The national security teams of President Bush and President-elect Obama had been gathering repeatedly in the White House and at the guest residence, Blair House, for the week leading up to the inauguration to track the latest intelligence. The rooms pulsed with a sense of nervous energy on the part of the new Obama staff and a world-weariness on the part of the Bush officials who had only days left to go in their public service.
While the two national security teams didn’t have much history working together, sitting on one side was a face familiar to everyone: John Brennan, one of the nation’s most skilled counterterrorism leaders who had led the newly formed National Counterterrorism Center after 9/11, only to part ways with the Bush administration over its handling of the Iraq war. Brennan had become a close adviser to the Democratic nominee and had been the top candidate to take over the CIA until concerns about his role in the Agency’s enhanced-interrogation program earlier in the decade had forced him into a position that didn’t require Senate confirmation. Now Brennan served as the calming force on the Obama team in the room. He’d been through this sort of thing before.

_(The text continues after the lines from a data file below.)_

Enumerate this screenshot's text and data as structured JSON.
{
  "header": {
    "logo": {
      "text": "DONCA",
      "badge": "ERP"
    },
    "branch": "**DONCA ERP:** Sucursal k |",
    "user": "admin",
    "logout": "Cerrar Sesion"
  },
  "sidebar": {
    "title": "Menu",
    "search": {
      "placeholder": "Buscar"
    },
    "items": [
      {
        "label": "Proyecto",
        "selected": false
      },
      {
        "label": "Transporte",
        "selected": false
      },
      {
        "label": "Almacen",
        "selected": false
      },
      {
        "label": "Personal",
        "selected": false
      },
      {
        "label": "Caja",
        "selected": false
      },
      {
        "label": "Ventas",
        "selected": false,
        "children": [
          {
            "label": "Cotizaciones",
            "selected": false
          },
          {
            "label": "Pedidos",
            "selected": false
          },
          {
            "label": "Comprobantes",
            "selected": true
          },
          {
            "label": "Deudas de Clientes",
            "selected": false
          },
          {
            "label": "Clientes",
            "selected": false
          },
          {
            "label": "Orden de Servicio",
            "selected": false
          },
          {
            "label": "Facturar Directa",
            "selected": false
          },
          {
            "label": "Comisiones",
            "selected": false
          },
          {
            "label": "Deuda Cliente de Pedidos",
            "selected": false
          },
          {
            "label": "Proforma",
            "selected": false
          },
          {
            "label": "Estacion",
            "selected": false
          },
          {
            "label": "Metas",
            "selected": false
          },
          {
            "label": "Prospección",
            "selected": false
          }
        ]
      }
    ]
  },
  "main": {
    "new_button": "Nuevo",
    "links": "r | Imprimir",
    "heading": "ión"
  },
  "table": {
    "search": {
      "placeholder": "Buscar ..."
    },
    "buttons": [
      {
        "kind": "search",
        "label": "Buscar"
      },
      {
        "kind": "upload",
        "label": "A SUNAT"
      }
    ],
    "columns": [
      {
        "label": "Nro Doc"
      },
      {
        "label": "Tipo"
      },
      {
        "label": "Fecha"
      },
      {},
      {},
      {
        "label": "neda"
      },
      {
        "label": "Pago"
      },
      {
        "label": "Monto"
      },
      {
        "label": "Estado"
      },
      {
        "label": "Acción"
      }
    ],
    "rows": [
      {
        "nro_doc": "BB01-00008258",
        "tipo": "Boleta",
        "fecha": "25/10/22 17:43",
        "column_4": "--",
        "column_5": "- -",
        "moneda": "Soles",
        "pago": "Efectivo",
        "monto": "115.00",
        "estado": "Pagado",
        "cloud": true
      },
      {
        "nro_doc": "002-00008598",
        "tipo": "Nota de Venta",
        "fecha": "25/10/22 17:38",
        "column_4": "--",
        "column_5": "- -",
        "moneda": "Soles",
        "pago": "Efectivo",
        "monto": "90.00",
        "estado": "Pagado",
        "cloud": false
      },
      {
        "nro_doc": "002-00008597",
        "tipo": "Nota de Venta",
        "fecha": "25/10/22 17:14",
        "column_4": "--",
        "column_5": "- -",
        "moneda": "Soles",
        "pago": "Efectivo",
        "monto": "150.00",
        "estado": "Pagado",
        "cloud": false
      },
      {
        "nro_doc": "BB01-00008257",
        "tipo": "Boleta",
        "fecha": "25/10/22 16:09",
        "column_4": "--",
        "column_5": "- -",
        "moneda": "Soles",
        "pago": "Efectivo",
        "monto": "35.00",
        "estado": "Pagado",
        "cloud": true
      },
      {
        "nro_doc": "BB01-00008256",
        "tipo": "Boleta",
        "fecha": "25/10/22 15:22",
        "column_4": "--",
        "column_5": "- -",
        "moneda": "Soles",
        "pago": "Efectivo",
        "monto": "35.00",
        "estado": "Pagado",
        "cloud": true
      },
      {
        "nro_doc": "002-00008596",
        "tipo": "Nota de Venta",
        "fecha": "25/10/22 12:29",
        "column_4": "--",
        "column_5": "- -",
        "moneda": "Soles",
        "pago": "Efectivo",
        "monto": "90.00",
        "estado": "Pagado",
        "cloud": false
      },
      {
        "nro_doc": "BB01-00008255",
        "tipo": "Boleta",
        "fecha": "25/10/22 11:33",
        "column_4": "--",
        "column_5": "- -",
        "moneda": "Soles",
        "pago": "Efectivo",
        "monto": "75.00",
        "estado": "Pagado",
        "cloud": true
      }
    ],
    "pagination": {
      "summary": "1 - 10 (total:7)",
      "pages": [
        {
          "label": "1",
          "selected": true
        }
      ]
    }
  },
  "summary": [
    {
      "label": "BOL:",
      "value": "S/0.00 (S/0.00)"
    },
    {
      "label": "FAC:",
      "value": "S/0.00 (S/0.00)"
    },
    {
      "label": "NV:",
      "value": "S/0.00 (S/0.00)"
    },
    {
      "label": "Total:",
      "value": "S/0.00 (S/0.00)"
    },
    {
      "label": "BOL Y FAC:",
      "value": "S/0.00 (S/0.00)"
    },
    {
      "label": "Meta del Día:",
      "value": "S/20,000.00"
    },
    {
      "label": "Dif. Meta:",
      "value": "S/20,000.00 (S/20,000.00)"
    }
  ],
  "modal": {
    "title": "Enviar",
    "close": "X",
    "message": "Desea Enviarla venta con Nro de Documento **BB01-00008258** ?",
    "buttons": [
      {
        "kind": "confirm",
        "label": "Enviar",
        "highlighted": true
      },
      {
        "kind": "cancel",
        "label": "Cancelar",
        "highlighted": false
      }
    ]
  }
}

A week before, the two national security teams had teased out a mock scenario imagining multiple bombs detonating simultaneously around the country—a domestic version of what had happened in East Africa in 1998, in Madrid in 2004, and twice in London in 2005. Hanging over every meeting and every discussion was a question spoken only in whispers: How real did the threat have to be before the government should consider canceling the ceremony or moving it indoors to a secure location? There was some precedent: President Reagan’s second inaugural had been moved to the Capitol Rotunda because of nasty cold weather. This weather was heavier.

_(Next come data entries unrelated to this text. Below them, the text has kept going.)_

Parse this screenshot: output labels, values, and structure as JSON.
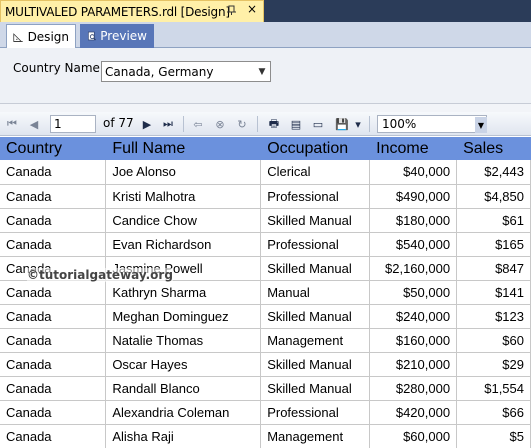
{
  "document_tab": {
    "title": "MULTIVALED PARAMETERS.rdl [Design]",
    "pin_icon": "pin-icon",
    "close_glyph": "×"
  },
  "view_tabs": [
    {
      "label": "Design",
      "icon": "design-icon",
      "active": true
    },
    {
      "label": "Preview",
      "icon": "preview-icon",
      "active": false
    }
  ],
  "parameter": {
    "label": "Country Name",
    "value": "Canada, Germany"
  },
  "toolbar": {
    "page_current": "1",
    "page_of": "of 77",
    "zoom": "100%"
  },
  "table": {
    "headers": [
      "Country",
      "Full Name",
      "Occupation",
      "Income",
      "Sales"
    ],
    "rows": [
      [
        "Canada",
        "Joe Alonso",
        "Clerical",
        "$40,000",
        "$2,443"
      ],
      [
        "Canada",
        "Kristi Malhotra",
        "Professional",
        "$490,000",
        "$4,850"
      ],
      [
        "Canada",
        "Candice Chow",
        "Skilled Manual",
        "$180,000",
        "$61"
      ],
      [
        "Canada",
        "Evan Richardson",
        "Professional",
        "$540,000",
        "$165"
      ],
      [
        "Canada",
        "Jasmine Powell",
        "Skilled Manual",
        "$2,160,000",
        "$847"
      ],
      [
        "Canada",
        "Kathryn Sharma",
        "Manual",
        "$50,000",
        "$141"
      ],
      [
        "Canada",
        "Meghan Dominguez",
        "Skilled Manual",
        "$240,000",
        "$123"
      ],
      [
        "Canada",
        "Natalie Thomas",
        "Management",
        "$160,000",
        "$60"
      ],
      [
        "Canada",
        "Oscar Hayes",
        "Skilled Manual",
        "$210,000",
        "$29"
      ],
      [
        "Canada",
        "Randall Blanco",
        "Skilled Manual",
        "$280,000",
        "$1,554"
      ],
      [
        "Canada",
        "Alexandria Coleman",
        "Professional",
        "$420,000",
        "$66"
      ],
      [
        "Canada",
        "Alisha Raji",
        "Management",
        "$60,000",
        "$5"
      ]
    ]
  },
  "watermark": "©tutorialgateway.org"
}
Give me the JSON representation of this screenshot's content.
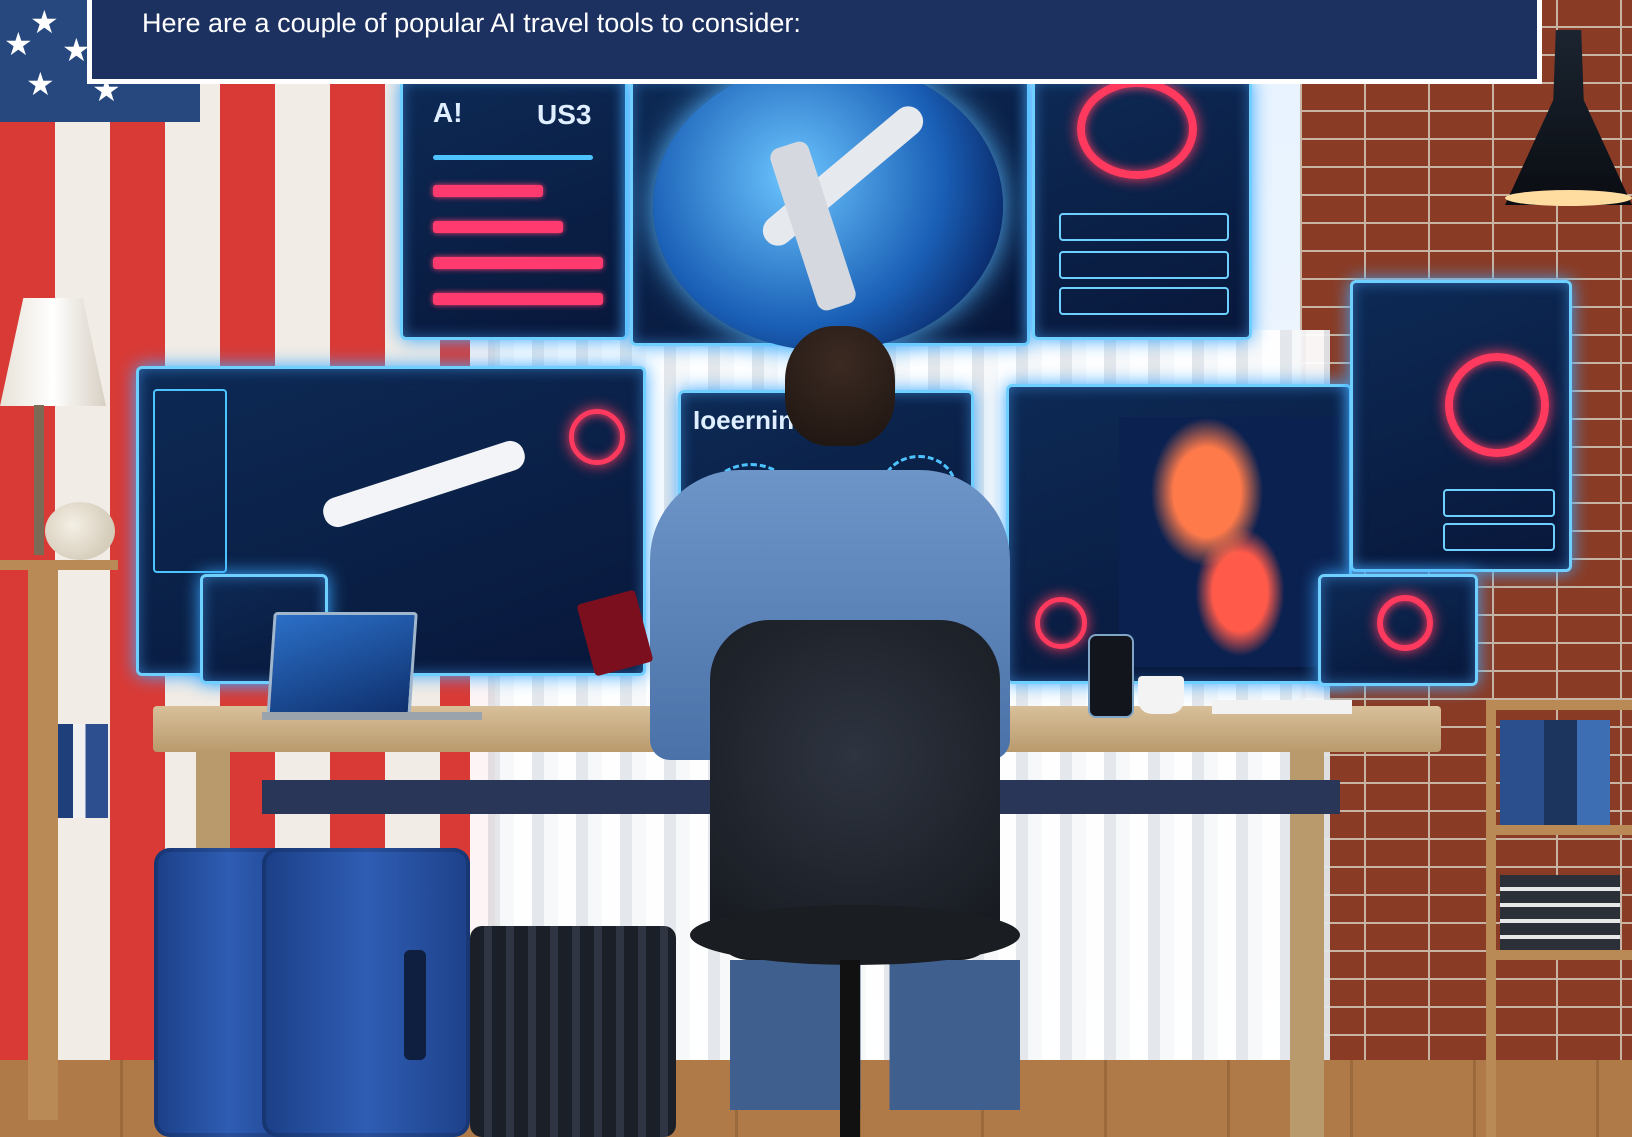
{
  "caption": {
    "text": "Here are a couple of popular AI travel tools to consider:"
  },
  "screens": {
    "top_left_header_1": "A!",
    "top_left_header_2": "US3",
    "center_panel_title": "Ioeernin"
  },
  "colors": {
    "caption_bg": "#1c3160",
    "caption_text": "#ffffff",
    "hologram_glow": "#6fd0ff",
    "hologram_accent": "#ff3a6e"
  }
}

In one meeting, incoming secretary of state Hillary Clinton had asked a pointed question: “So what should Barack Obama do if he’s in the middle of his Inaugural Address and a bomb goes off way in the back of the crowd on the Mall? What does he do? Is the Secret Service going to whisk him off the podium, so the American people see their incoming president disappear in the middle of the Inaugural Address? I don’t think so.” But was that truly credible?
The decision was made: Obama would continue the speech, if at all possible.
Excerpted from THE THREAT MATRIX by Garrett Graff. Published in February 2012 by Back Bay Books, an imprint of Hachette Book Group. Copyright © 2012 by Garrett Graff. All rights reserved.